Advertisement
YOU ARE HERE: LAT HomeCollectionsAlice
IN THE NEWS

Alice

NEWS
December 29, 1985
Natalie Gregory was great in "Alice in Wonderland." Roddy McDowall was the best supporting actor though he had very few lines. Carolyn J. Ranslem, Los Angeles
Advertisement
ENTERTAINMENT
August 21, 2011 | By Jodie Burke, Special to the Los Angeles Times
The Todds "When we were trying to sell 'Austin Powers,' we got a lot of pushback," Suzanne Todd recalls. "A studio head at the time [took] the point to call himself to say to me, 'Passing on this project, and I also want to tell you as your friend that I think this material is disgusting and you're a nice girl and you shouldn't sully you career by taking on this kind of material.' And I remember thinking, not only was that a pretty aggressive pass, but I was sort of insulted by the idea that he needed to look out for me. " The Todd sisters have produced some big hits, including all three of the "Austin Powers" movies, "Memento" and "Alice in Wonderland.
FOOD
March 4, 1998

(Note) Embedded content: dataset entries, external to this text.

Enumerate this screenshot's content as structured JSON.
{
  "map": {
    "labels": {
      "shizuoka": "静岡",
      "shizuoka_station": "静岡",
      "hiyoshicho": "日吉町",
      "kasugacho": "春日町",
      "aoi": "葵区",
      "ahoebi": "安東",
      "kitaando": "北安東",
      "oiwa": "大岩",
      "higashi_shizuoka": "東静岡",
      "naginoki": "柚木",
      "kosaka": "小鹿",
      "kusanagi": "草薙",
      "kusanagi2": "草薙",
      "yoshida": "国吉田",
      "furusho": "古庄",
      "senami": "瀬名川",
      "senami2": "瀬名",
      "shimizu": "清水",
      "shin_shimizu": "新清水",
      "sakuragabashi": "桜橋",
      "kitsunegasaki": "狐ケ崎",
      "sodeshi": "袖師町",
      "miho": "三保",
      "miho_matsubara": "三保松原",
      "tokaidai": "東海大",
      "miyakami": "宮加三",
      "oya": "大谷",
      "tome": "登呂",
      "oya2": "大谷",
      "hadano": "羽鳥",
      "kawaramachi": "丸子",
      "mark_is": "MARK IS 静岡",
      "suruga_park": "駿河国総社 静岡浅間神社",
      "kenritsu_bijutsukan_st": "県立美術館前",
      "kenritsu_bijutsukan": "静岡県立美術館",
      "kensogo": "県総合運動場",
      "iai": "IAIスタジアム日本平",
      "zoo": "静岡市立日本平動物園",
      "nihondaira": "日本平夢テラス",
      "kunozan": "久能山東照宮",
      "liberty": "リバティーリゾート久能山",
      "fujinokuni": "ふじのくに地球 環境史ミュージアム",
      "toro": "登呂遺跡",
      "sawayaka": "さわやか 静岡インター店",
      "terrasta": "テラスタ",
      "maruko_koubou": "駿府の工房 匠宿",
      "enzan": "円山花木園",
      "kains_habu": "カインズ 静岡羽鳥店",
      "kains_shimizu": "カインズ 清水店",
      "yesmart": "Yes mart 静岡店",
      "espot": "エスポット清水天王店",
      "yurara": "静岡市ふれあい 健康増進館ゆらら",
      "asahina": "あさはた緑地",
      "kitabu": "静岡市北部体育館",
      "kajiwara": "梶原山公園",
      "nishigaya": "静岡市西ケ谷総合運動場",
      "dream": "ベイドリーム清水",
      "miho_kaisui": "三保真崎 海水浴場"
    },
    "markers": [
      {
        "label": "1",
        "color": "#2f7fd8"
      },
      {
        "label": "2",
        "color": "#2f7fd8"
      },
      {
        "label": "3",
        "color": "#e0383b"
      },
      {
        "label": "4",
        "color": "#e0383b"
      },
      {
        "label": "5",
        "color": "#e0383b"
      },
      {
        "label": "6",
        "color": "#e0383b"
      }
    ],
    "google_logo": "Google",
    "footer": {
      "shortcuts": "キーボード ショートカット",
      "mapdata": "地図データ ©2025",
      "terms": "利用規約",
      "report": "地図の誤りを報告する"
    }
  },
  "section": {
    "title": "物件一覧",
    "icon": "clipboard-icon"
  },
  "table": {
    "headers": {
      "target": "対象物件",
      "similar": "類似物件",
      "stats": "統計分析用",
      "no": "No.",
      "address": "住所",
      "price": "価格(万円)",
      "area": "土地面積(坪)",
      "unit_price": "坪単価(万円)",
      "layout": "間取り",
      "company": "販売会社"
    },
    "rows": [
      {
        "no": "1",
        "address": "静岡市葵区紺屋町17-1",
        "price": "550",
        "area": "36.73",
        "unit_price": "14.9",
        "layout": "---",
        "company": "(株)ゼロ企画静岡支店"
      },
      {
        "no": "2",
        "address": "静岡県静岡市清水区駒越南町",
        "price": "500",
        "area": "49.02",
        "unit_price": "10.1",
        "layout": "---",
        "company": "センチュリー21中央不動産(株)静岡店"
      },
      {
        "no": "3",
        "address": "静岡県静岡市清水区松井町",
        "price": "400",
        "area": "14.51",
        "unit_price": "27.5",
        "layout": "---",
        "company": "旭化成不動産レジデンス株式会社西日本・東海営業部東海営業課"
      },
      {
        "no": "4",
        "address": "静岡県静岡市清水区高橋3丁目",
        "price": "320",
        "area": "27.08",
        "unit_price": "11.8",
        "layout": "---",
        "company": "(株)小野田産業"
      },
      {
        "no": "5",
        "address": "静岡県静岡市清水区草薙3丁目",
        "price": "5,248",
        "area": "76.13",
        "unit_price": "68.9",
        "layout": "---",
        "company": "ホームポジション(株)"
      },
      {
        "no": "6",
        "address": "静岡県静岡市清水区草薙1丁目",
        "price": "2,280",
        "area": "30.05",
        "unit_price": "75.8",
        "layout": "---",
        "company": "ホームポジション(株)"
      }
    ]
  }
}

Today was a very happy day for me after reading Ruth Reichl's personal story, "Go Ask Alice" (Feb. 25). I was swept into someone else's life. It felt magical. Ms. Reichl's family history shows us how very much we need each other through the good times and the bad times. I only wish that I, too, could have dined with Aunt Birdie and Alice. NANCY TORRECILLAS Beverly Hills Ruth Reichl's article, "Go Ask Alice," was wonderful. The storytelling reminded me of M.F.K. Fisher (one of my favorite authors)
ENTERTAINMENT
April 11, 2013 | By Sheri Linden
All dressed up with cool places to go, the pretty young things of "Lotus Eaters" are very rich and extravagantly bored. Alexandra McGuinness' first feature isn't quite as aimless as the millennial jet-setters it portrays, but it's at least as good-looking and stylish. And even though the handsome black-and-white lensing is no substitute for a compelling story, it helps, infusing the skin-deep sketches of emotional enervation with aesthetic energy - for a while. The movie's London clique partake of the usual sex, drugs and clubbing, the bathtubs full of bubbly, and, of course, accouter their pet lemurs with jeweled collars.
ENTERTAINMENT
September 15, 2008 | Bob Baker, Special to The Times
Memo to: Tyler Perry Re: "The Family That Preys" Dude, what made you refuse to screen your film for critics before it opened Friday? I'm betting you would have received an earful of praise for your writing and directing. Praise for the sweet relationship between Alfre Woodard and Kathy Bates as mothers occasionally shamed by their children. Praise for making venality your dominant theme without falling into the ditch of soap opera. Praise for constructing characters whose yearning for more rings true.
ENTERTAINMENT
May 2, 2013 | By Sheri Linden
To say that Sophie Lellouche, writer-director of the French rom-com "Paris-Manhattan," was inspired by the films of Woody Allen is not to suggest that her movie is inspired. A wan homage to l'oeuvre de Woody , the feature siphons off bits of "Play It Again, Sam," "Hannah and Her Sisters" and "Manhattan Murder Mystery" in its underwhelming tale of a thirtysomething Parisian's search for Mr. Right. For pharmacist Alice (Alice Taglioni), the search is far from urgent; why bother when she's already found the perfect guy in Allen?
ENTERTAINMENT
September 11, 1987 | LYNNE HEFFLEY
"In my book, it's called 'Alice in Wonderland,' " a young audience member announced as Robin Scott's new play "Alice in Numberland" began at the California Museum of Science and Industry. Faithful to Carroll's classic and to his interest in numbers (he taught mathematics), Scott's play is a clever take-off aimed at demystifying math for elementary school-age children.
ENTERTAINMENT
April 4, 2013 | By Robert Abele
The beauty of a well-told fable is typically in its airy brevity, with a moral sharp and bittersweet. Ramaa Mosley's feature debut, "The Brass Teapot," has Aesopian pretensions with its supernatural-themed story about the titular vessel's darkly magical effect on the lives of a young, financially strapped married couple, played by Juno Temple and Michael Angarano. But the conceit - the teapot fills with money when harm is inflicted in its presence - is treated less like a starting-off point for something wise to say about societal masochism than an opportunity to indulge in weakly cynical jokes and aggressively ouch-y humor.
Los Angeles Times Articles
|